Framycetin Sulfate (syn: Neomycin B Sulfate) is the sulfate salt form of Neomycin, a broad-spectrum aminoglycoside antibiotic derived from Streptomyces fradiae. Neomycin B is ~ 65% more active than its stereoisomer, Neomycin C, and ~ 90% more active than Neomycin A, the minor component of the Neomycin complex. Framycetin Sulfate is soluble in water.
We also offer:
- Neomycin B Sulfate, EvoPure® (N019)
|Mechanism of Action||Aminoglycosides target the 30S ribosomal subunit, specifically binding to the 16S rRNA and S12 protein. This results in inability to read mRNA ultimately producing a faulty or nonexistent protein. It also induces misreading of the mRNA template and causes translational frameshift, leading to premature termination and bacterial cell death.|
|Spectrum||Broad-spectrum activity against Gram-positive and Gram-negative bacteria. Ineffective against fungi, viruses and most anaerobic bacteria.|
|Microbiology Applications||Neomycin can be used for gene selection, via exploiting the resistance gene (NPT II) (Aragão, 2009).
Neomycin is commonly used in clinical in vitro microbiological antimicrobial susceptibility tests (panels, discs, and MIC strips) against Gram-positive and Gram-negative microbial isolates. Medical microbiologists use AST results to recommend antibiotic treatment options. Representative effective ranges include:
Neomycin Sulfate can be used for food testing in TSN agar to select for Clostridium perfringens and inhibit growth of Enterobacteria and Clostridium bifermentans.
|Plant Biology Applications||
Neomycin is commonly used in negative selections for plants which have been successfully been transformed with a plasmid conferring resistance via Agrobacterium mediated transformation.
|Eukaryotic Cell Culture Applications||
Neomycin is routinely used to select for cells containing resistance plasmids such as pcDNA3 in common cell lines including AtT-20. For additional information for your cell culture needs, please visit our cell-culture database.
Aragão FJL and Brasileiro ACM (2009) Positive, negative and marker-free strategies for transgenic plant selection. Braz.

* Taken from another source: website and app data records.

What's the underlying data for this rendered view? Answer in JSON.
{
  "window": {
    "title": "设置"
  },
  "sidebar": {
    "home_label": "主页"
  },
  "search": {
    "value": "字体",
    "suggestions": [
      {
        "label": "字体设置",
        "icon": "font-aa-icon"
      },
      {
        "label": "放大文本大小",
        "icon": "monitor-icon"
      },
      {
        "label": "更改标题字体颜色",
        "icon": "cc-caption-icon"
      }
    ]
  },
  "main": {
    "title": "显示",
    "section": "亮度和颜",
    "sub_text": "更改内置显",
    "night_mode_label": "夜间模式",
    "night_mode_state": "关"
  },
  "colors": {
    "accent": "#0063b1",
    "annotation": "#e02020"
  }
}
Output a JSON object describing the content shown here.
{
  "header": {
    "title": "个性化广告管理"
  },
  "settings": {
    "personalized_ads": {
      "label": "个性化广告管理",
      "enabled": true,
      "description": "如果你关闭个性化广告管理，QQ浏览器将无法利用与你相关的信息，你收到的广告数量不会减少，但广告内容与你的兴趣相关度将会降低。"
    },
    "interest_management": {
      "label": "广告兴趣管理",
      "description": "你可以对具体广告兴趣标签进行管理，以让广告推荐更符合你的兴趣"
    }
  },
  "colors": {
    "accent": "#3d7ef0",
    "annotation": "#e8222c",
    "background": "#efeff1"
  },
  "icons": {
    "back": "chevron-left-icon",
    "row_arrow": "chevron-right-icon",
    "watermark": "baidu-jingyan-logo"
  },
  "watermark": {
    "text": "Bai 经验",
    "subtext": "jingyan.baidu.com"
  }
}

J. Plant Physiol. 14(1):1-10
Dai S et al (2001) Comparative analysis of transgenic rice plants obtained by Agrobacterium-mediated transformation and particle bombardment. Mol. Breeding 7: 25–33
Davis BD (1987) Mechanism of bactericidal action of aminoglycosides. Microbiol. Rev. 51(3):341-50

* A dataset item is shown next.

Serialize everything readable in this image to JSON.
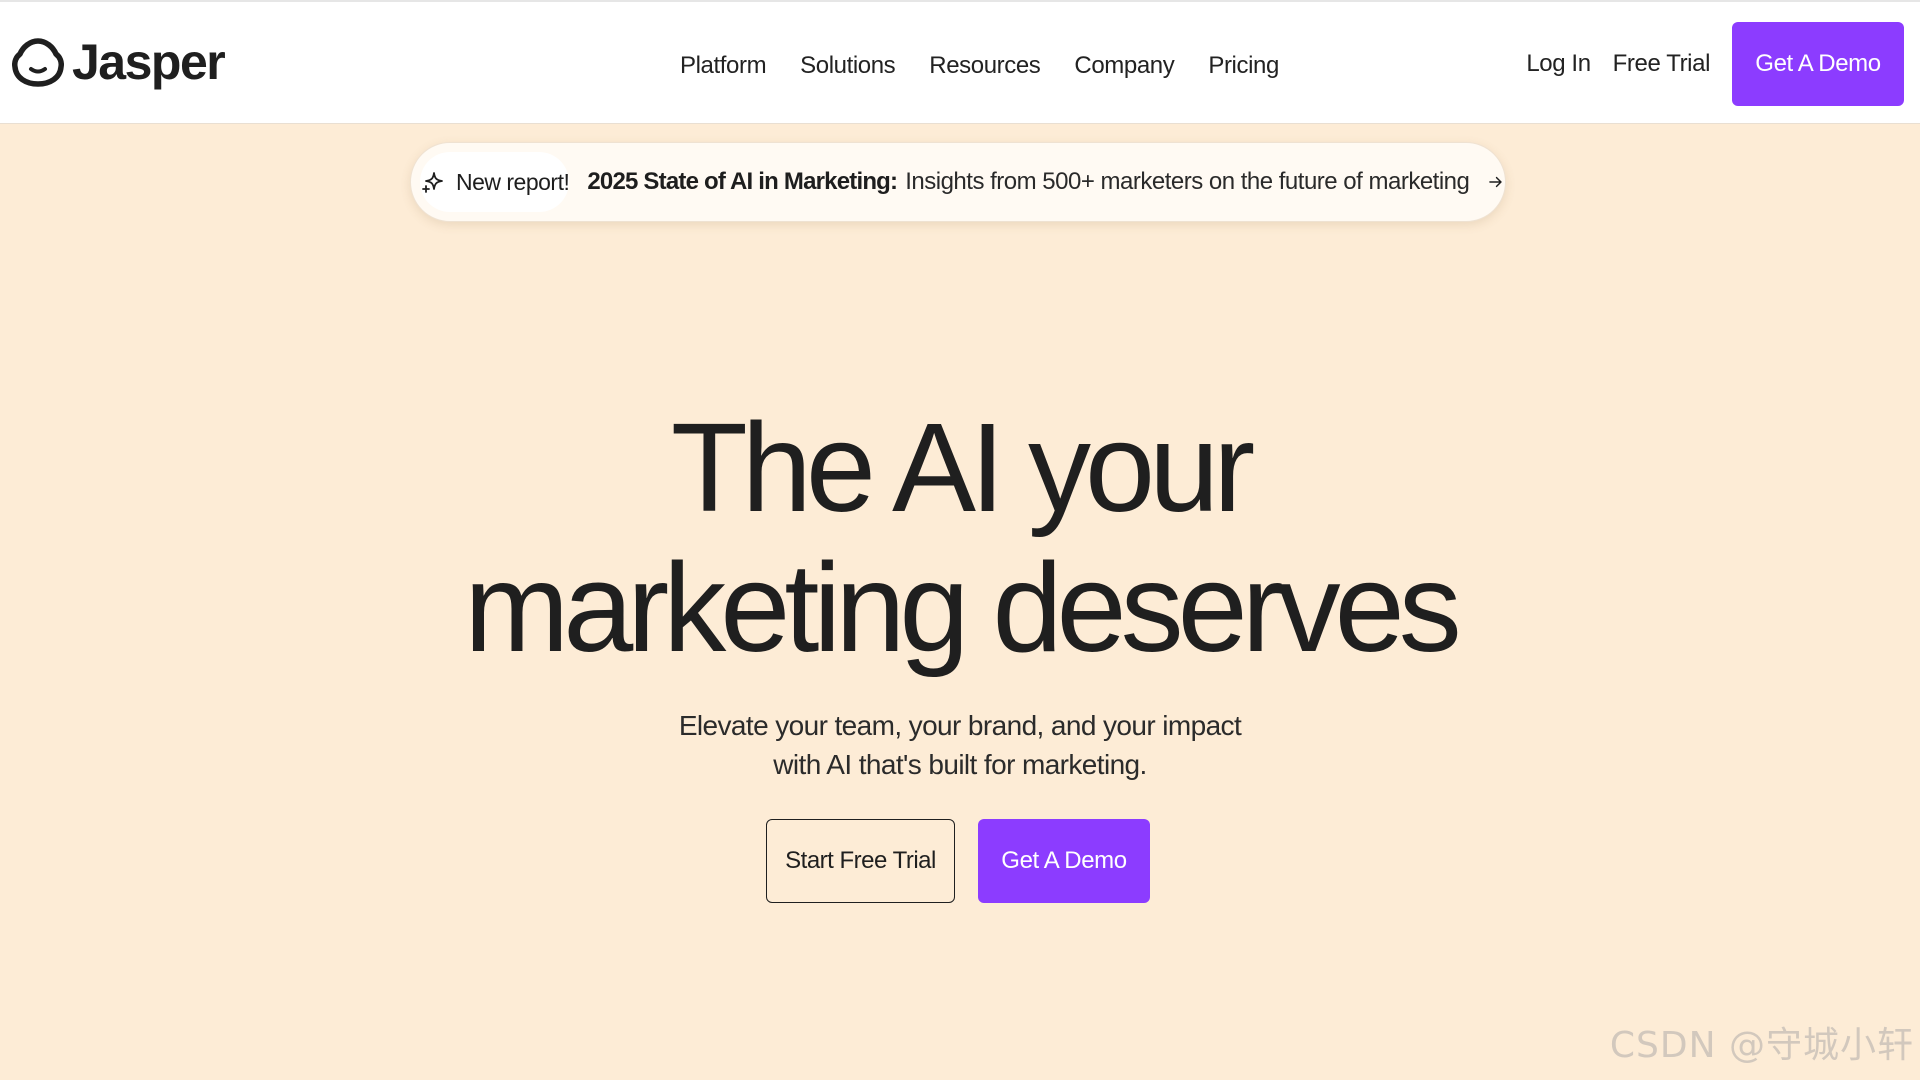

Robertson JH (1971) Antimicrobial activity of Neomycin C against Staphylococcus epidermidis. Appl. Microbiol. 22(6): 1164-1165
Tsuji K and Robertson JH (1969) Comparative study of responses to Neomycins B and C by microbiological and gas-liquid chromatographic assay methods. App. Microbiol. 18(3):396-398